You would have thought that the Roosters boss would have been well practised at addressing reports of Roosters behaving badly. They are hardly a rarity!
But he turned in a worrying performance which left the interviewer, and listeners, in not much doubt that the issues surrounding Watt's arrest are a whole lot bigger than he would concede.
Since then, we know is that Todd Carney had been with Watts at a bar owned by club "identity" John Ibrahim. If Carney was drinking more than mineral water whatever shreds of credibility he has left will surely vanish.
This is the same Todd Carney who told David Gallop less than two weeks ago he was off the grog and attending AA counselling!
There is one common factor with regard to Watts and Carney. Both have serious "form" and were picked up by the Roosters with full knowledge of that "form".
We need to let the courts deal with the Watts issue, but if Carney was out on the drink with him on Saturday night, a couple of questions need to be asked of the Roosters by David Gallop.
The first must surely be this - even though he was out injured why was he in Kings Cross on Saturday night, and not with the team at Blue Tongue stadium at Gosford?
Surely the club's best player would have been a useful PR vehicle at a promotional game in Gosford?
And given his form, why would Noyce and his management team be leaving him to his own devices back in Sydney?
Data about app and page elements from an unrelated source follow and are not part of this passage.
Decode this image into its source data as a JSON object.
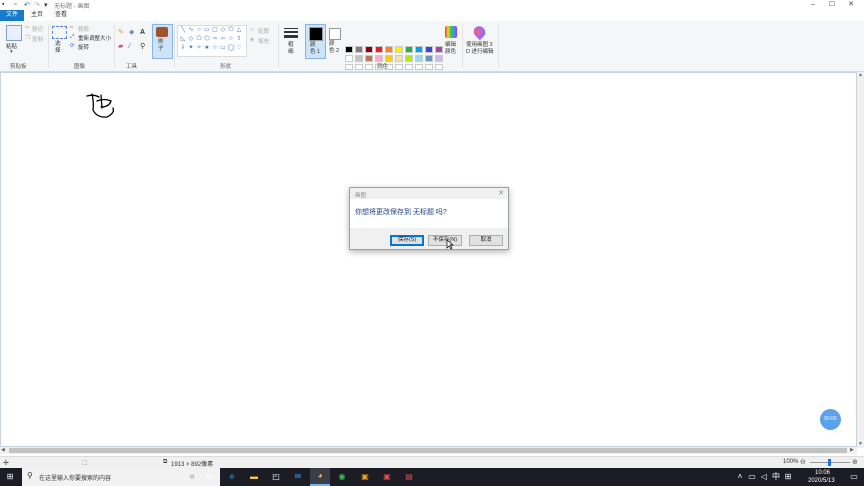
{
  "window": {
    "title": "无标题 - 画图",
    "controls": [
      "minimize",
      "maximize",
      "close"
    ]
  },
  "quick_access": [
    "save-icon",
    "undo-icon",
    "redo-icon",
    "customize-icon"
  ],
  "tabs": [
    {
      "label": "文件",
      "active": false
    },
    {
      "label": "主页",
      "active": true
    },
    {
      "label": "查看",
      "active": false
    }
  ],
  "ribbon": {
    "clipboard": {
      "paste": "粘贴",
      "cut": "剪切",
      "copy": "复制",
      "group": "剪贴板"
    },
    "image": {
      "select": "选\n择",
      "crop": "裁剪",
      "resize": "重新调整大小",
      "rotate": "旋转",
      "group": "图像"
    },
    "tools": {
      "brushes": "刷\n子",
      "group": "工具"
    },
    "shapes": {
      "outline": "轮廓",
      "fill": "填充",
      "group": "形状"
    },
    "size": "粗\n细",
    "colors": {
      "color1": "颜\n色 1",
      "color2": "颜\n色 2",
      "edit": "编辑\n颜色",
      "paint3d": "使用画图 3\nD 进行编辑",
      "group": "颜色",
      "palette_row1": [
        "#000000",
        "#7f7f7f",
        "#880015",
        "#ed1c24",
        "#ff7f27",
        "#fff200",
        "#22b14c",
        "#00a2e8",
        "#3f48cc",
        "#a349a4"
      ],
      "palette_row2": [
        "#ffffff",
        "#c3c3c3",
        "#b97a57",
        "#ffaec9",
        "#ffc90e",
        "#efe4b0",
        "#b5e61d",
        "#99d9ea",
        "#7092be",
        "#c8bfe7"
      ],
      "color1_value": "#000000",
      "color2_value": "#ffffff"
    }
  },
  "canvas": {
    "drawing": "handwritten scribble"
  },
  "dialog": {
    "title": "画图",
    "message": "你想将更改保存到 无标题 吗?",
    "buttons": {
      "save": "保存(S)",
      "dont_save": "不保存(N)",
      "cancel": "取消"
    }
  },
  "statusbar": {
    "dimensions": "1913 × 892像素",
    "zoom": "100%"
  },
  "floating_button": "00:00",
  "taskbar": {
    "search_placeholder": "在这里输入你要搜索的内容",
    "time": "10:06",
    "date": "2020/5/13"
  }
}
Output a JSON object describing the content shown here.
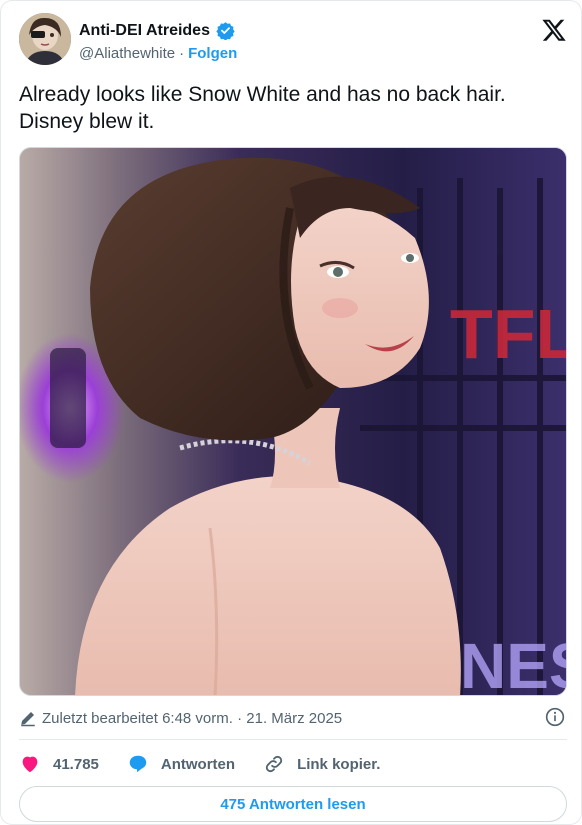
{
  "author": {
    "display_name": "Anti-DEI Atreides",
    "handle": "@Aliathewhite",
    "separator": "·",
    "follow_label": "Folgen",
    "verified_icon": "verified-badge-icon",
    "brand_logo": "x-logo-icon"
  },
  "tweet": {
    "text_line1": "Already looks like Snow White and has no back hair.",
    "text_line2": "Disney blew it."
  },
  "meta": {
    "edited_label": "Zuletzt bearbeitet 6:48 vorm. · 21. März 2025",
    "info_icon": "info-icon"
  },
  "actions": {
    "like_count": "41.785",
    "reply_label": "Antworten",
    "copy_link_label": "Link kopier."
  },
  "read_replies_label": "475 Antworten lesen",
  "colors": {
    "accent": "#1d9bf0",
    "like": "#f91880",
    "text": "#0f1419",
    "secondary_text": "#536471"
  }
}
And why wasn't Watts in Gosford as well?
The Roosters Chairman, Nick Politis, may well be the most powerful man in the game, but the club he runs has frankly become an embarrassment - off the field, and increasingly on the field.
At the weekend, there was media speculation the NRL was considering trying to "poach" the Chief Steward of Racing NSW, Ray Murrihy, to head up its integrity force.
I would be signing up Murrihy today - and put him in charge of the investigation of player behaviour issues as well as the impact on the game of sports betting and the like.
If the game had an integrity chief of the standing of Ray Murrihy, players (and club officials) would soon discover the NRL was serious about player behaviour issues AND protecting its integrity in the face of the growing influence of sports betting on the game.
We also need someone with Murrihy's integrity, and investigative experience, to take the issues relating to player misbehaviour out of the hands of club officials.
The policy of clubs investigating players, especially when they are key players such as Todd Carney, is just not working.
And that is hardly a surprise.
The new commission - if we ever get it - will effectively be running the game on behalf of the 16 clubs.
That will make it even more important for the investigation of behaviour issues to be separated entirely from the clubs.
I don't think we will be able to entice racing's preeminent steward away from his current role, but it is worth a try.
And at the very least he might recommend someone who would fill what may well become the most important role - after that of the CEO - in the NRL.